Whenever a line in the entries below contains "name", copy that line.

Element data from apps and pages

□ □ □ □

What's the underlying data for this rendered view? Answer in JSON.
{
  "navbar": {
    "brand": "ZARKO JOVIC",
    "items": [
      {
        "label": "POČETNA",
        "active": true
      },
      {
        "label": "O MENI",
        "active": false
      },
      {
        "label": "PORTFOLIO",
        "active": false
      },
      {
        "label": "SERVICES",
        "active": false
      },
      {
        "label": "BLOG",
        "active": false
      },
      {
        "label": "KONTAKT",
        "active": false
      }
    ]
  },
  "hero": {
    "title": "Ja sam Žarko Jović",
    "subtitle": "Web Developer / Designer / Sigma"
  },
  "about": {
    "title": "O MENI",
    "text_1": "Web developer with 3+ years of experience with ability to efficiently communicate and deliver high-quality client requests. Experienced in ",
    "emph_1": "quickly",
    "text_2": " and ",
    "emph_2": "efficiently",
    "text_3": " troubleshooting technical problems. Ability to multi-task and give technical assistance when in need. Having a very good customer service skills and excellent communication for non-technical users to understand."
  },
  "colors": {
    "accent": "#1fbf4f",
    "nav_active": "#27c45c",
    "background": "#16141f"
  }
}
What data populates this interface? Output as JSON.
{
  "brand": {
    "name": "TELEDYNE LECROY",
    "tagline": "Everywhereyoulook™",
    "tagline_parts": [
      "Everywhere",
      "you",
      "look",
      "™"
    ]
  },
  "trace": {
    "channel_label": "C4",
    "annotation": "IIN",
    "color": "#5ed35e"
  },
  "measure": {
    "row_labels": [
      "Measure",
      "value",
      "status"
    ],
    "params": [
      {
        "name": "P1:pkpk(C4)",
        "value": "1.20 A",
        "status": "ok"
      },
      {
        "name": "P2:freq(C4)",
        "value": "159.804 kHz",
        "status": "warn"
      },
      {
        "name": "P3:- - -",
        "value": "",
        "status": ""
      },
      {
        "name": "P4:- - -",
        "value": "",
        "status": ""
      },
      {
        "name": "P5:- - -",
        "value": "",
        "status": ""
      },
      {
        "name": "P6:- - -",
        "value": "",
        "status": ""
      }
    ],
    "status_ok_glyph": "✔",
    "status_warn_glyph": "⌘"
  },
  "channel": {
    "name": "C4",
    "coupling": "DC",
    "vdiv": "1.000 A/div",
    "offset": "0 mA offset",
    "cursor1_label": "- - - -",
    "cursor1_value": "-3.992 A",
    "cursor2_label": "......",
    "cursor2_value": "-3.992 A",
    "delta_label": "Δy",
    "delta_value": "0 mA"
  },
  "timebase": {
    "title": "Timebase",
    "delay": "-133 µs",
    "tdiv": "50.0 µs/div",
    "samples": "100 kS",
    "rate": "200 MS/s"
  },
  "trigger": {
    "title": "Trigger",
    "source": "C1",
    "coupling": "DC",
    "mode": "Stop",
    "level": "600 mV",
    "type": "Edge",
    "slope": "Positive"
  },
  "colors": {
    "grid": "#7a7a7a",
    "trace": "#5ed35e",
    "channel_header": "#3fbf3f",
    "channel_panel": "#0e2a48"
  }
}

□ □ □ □

Response below
    "name": "TELEDYNE LECROY",
        "name": "P1:pkpk(C4)",
        "name": "P2:freq(C4)",
        "name": "P3:- - -",
        "name": "P4:- - -",
        "name": "P5:- - -",
        "name": "P6:- - -",
    "name": "C4",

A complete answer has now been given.